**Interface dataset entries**
======

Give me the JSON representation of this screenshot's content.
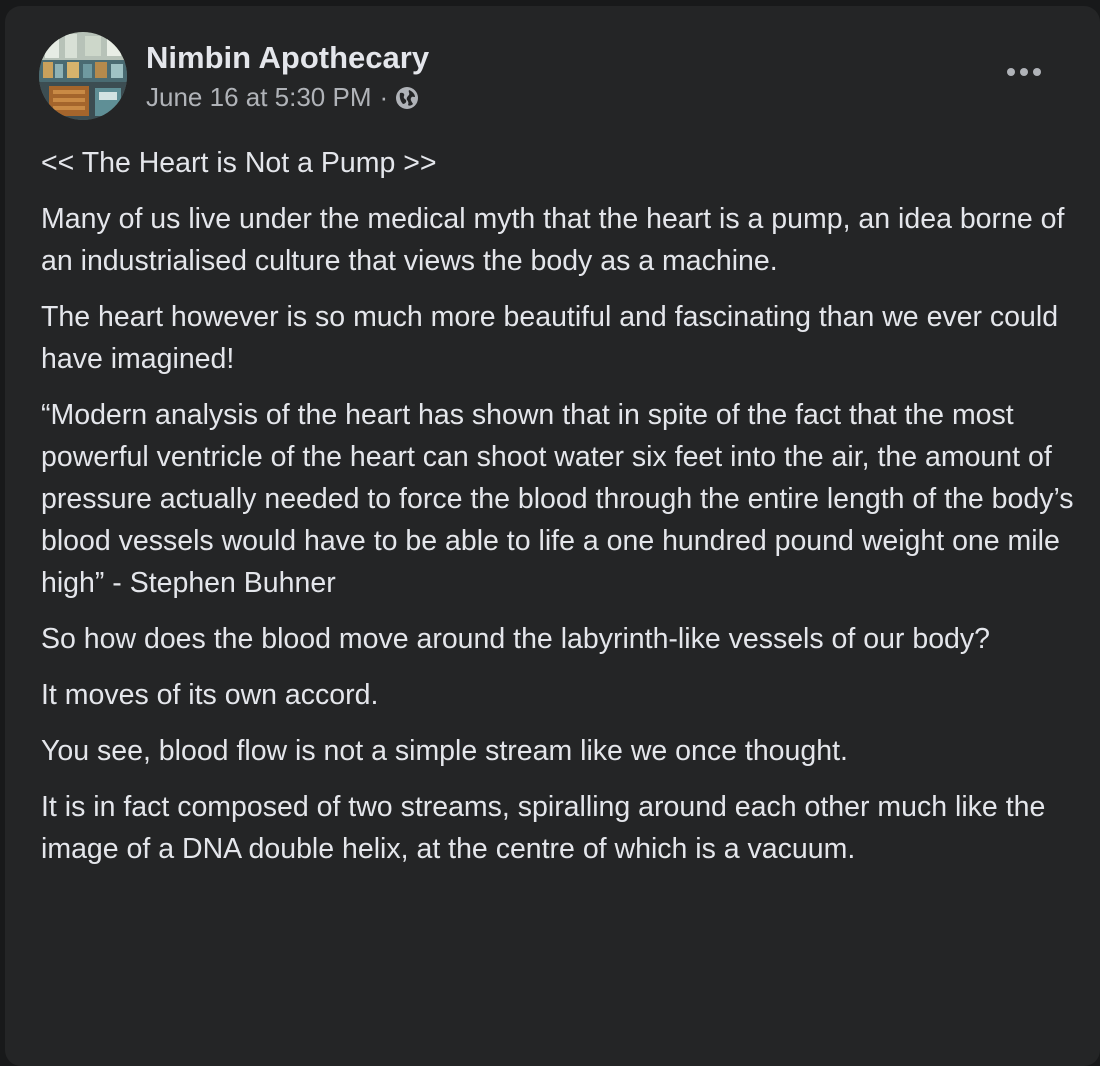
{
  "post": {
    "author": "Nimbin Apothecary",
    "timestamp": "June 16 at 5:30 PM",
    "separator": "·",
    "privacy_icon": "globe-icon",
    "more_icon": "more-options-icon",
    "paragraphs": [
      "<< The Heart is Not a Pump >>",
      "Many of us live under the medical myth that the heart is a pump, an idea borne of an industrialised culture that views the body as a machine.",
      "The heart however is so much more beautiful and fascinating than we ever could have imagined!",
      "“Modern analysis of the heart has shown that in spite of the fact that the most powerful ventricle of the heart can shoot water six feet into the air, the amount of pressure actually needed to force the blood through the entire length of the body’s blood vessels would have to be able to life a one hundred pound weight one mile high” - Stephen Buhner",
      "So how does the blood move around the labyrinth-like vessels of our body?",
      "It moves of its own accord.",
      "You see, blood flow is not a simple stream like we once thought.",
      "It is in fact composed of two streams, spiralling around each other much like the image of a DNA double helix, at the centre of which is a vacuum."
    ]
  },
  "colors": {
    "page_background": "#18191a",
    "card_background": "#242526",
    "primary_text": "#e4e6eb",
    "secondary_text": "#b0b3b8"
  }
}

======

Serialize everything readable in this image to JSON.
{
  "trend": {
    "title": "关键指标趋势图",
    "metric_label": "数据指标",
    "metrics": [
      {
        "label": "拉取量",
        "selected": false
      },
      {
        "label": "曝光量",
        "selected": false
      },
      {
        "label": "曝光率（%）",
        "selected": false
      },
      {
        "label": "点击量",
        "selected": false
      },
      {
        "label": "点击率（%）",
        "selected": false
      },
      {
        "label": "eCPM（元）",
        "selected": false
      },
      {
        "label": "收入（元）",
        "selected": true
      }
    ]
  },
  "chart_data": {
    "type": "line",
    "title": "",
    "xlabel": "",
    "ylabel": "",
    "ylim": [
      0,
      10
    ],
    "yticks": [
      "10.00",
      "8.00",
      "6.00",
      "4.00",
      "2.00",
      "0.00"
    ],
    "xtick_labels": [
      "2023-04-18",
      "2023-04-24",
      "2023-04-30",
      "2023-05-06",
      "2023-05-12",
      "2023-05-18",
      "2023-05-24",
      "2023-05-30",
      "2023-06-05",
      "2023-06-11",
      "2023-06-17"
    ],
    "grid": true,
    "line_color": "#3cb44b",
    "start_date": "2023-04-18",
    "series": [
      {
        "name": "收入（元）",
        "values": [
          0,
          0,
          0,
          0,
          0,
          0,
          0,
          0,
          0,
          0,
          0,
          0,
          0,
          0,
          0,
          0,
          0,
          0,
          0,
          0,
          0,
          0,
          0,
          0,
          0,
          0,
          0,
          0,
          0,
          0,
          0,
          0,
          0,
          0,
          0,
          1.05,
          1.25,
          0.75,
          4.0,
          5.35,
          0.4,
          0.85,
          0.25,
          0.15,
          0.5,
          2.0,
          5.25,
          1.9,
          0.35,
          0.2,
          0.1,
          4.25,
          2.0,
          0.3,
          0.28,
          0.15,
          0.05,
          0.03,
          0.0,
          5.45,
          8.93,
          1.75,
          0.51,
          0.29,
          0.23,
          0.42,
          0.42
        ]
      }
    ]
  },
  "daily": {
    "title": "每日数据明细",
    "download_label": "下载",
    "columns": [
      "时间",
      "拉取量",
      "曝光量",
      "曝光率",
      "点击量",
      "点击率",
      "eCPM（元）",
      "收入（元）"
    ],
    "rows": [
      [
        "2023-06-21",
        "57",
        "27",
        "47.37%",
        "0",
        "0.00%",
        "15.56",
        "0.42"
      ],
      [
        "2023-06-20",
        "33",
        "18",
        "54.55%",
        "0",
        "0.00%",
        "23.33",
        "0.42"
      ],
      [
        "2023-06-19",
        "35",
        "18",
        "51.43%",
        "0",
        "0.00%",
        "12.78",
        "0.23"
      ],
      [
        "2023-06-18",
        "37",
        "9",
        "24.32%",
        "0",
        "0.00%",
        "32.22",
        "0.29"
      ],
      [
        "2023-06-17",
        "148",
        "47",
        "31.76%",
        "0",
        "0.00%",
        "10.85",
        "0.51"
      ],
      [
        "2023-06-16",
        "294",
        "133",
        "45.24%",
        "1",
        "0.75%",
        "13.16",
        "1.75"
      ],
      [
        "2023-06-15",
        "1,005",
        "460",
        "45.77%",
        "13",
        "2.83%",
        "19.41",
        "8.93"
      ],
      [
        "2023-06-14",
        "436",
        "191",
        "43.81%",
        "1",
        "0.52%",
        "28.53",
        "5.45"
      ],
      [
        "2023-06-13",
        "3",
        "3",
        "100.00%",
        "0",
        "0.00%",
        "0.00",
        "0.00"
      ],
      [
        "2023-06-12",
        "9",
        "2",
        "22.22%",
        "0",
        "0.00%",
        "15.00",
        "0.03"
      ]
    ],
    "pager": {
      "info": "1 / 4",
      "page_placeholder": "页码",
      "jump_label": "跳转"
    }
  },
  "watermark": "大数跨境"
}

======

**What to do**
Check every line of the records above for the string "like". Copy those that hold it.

**Solution to this exercise**
      "So how does the blood move around the labyrinth-like vessels of our body?",
      "You see, blood flow is not a simple stream like we once thought.",
      "It is in fact composed of two streams, spiralling around each other much like the image of a DNA double helix, at the centre of which is a vacuum."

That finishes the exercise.